That’s how we ended up with rewarding, long-term collaborations like Nandor and Guillermo, which blossomed from an antagonistic boss/assistant relationship into a platonic love story; Nadja and The Guide, who found a winning rapport while opening (and closing) Nadja’s vampire night club (they get a bit more to do in Season 5, as well); and even Nadja and Nadja’s ghost, which inhabits a doll that looks exactly like Nadja (credit to Demetriou, as well as the prop department, for keeping this duo fresh all these seasons).
But arguably, Laszlo benefited the most. Not only did we end up with two seasons filled with Laszlo and Colin’s distinct brands of “family” comedy (Laszlo saying goodbye to his dying friend, then Laszlo raising his dead friend’s pseudo-son?), but Laszlo and Nadja have only deepened their bond, Laszlo and Nandor have furthered their feisty friendship, and Laszlo and Sean (Anthony Atamanuik), the vampires’ lovably dim next-door neighbor, make for the show’s most endearing odd couple. (And that’s saying something, considering Nadja & the Nadja doll, and, of course, the Baron & the Sire). If Laszlo had remained just another horny stick-in-the-mud (like other sitcom dads), he would never be friends with a Guy Pillow salesman with the thickest Staten Island accent this side of Dongan Hills, let alone take a trip to Atlantic City together. Laszlo would’ve killed him years ago, likely as soon as Sean said, “Welcome to da naybawhood!”
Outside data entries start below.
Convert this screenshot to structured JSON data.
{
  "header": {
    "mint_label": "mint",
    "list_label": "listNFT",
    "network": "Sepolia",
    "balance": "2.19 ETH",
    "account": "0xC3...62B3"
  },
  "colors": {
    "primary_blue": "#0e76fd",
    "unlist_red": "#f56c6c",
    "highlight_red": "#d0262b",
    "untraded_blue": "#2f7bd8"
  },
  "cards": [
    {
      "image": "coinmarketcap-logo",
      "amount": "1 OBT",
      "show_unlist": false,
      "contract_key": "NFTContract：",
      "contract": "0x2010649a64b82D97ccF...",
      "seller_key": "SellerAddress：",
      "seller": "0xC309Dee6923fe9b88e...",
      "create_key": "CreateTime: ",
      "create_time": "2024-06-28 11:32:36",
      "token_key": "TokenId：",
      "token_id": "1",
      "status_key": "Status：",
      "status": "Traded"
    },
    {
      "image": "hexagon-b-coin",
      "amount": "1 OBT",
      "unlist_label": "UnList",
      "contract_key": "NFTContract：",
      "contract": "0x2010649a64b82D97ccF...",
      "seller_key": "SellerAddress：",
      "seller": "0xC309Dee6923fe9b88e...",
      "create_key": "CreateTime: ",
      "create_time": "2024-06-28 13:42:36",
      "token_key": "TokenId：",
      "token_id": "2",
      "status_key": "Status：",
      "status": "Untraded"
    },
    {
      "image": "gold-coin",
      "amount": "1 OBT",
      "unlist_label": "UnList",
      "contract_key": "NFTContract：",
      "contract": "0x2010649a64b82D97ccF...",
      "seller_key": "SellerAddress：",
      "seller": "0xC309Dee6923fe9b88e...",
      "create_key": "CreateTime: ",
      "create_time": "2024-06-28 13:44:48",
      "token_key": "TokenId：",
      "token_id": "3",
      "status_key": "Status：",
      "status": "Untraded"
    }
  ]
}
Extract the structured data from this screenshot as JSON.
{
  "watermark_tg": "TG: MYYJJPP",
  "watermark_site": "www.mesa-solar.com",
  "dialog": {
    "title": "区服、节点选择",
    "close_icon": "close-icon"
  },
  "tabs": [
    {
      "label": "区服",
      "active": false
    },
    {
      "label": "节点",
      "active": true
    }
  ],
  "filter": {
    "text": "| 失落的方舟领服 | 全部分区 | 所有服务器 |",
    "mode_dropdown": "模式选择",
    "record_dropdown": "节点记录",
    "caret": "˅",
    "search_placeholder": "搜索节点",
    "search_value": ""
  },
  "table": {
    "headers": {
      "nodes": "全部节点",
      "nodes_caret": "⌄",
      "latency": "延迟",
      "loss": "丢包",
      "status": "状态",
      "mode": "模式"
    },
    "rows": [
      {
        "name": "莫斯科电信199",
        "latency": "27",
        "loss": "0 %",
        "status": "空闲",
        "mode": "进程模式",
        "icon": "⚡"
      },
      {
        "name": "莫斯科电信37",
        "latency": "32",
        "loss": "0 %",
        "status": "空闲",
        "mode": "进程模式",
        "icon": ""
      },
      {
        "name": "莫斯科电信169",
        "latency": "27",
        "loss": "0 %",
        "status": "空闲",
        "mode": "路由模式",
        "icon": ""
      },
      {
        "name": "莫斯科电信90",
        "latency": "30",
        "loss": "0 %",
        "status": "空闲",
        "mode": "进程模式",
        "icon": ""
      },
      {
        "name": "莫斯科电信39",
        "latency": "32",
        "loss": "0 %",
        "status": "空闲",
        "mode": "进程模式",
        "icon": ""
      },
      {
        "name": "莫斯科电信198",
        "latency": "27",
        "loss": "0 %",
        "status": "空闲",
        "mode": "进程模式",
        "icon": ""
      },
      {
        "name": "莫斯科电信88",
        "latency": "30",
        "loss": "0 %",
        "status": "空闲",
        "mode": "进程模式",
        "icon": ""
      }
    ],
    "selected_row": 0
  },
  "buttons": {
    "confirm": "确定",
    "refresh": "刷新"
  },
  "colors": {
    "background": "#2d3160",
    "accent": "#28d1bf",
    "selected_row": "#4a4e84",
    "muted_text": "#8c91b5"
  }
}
Season 5 advances these connections with the series’ now-standard creative flourishes. Thanks to Sean (kind of), Colin gets his time to shine within the confines of American bureaucracy. Laszlo and Nandor come together for another memorable boys’ night with Sean’s human pals. There’s a Pride night for the ages, orchestrated by — of all people — Sean. (Wait, is this actually Sean’s MVP season?) But in the premiere, a trip to the mall sets up Laszlo’s main pairing: Gizmo. At the end of last season, Guillermo grows frustrated with how slow-moving his vampire masters are — especially in regard to letting him join their ranks — and he asks his friend Derek (Chris Sandiford) to turn him into a night-walker. Without spoiling anything, Guillermo’s simple plan isn’t so simple to execute, and Laszlo becomes curious about the peculiar antics of their formerly boring familiar. Needless to say, their extra time together does not go to waste.
“What We Do in the Shadows” is in a good spot. The fandom is passionate and, one has to assume thanks to its availability on Hulu, growing. Reviews are strong, and accolades are steady. Rather than coasting on their laurels five seasons in, the entire team is striving for bigger and better ideas, jokes, and effects. Now it’s up to the TV Academy to put the cherry on top of the sundae, and give Matt Berry his Emmy. It didn’t happen for Season 4, and it doesn’t have to be for Season 5 — there’s no wrong time to hand out an overdue trophy — but it has to happen. And soon.
“What We Do in the Shadows” Season 5 premieres Thursday, July 13 at 10 p.m. on FX and streams the next day on Hulu. New episodes will be released weekly. Seasons 1-4 are available on Hulu.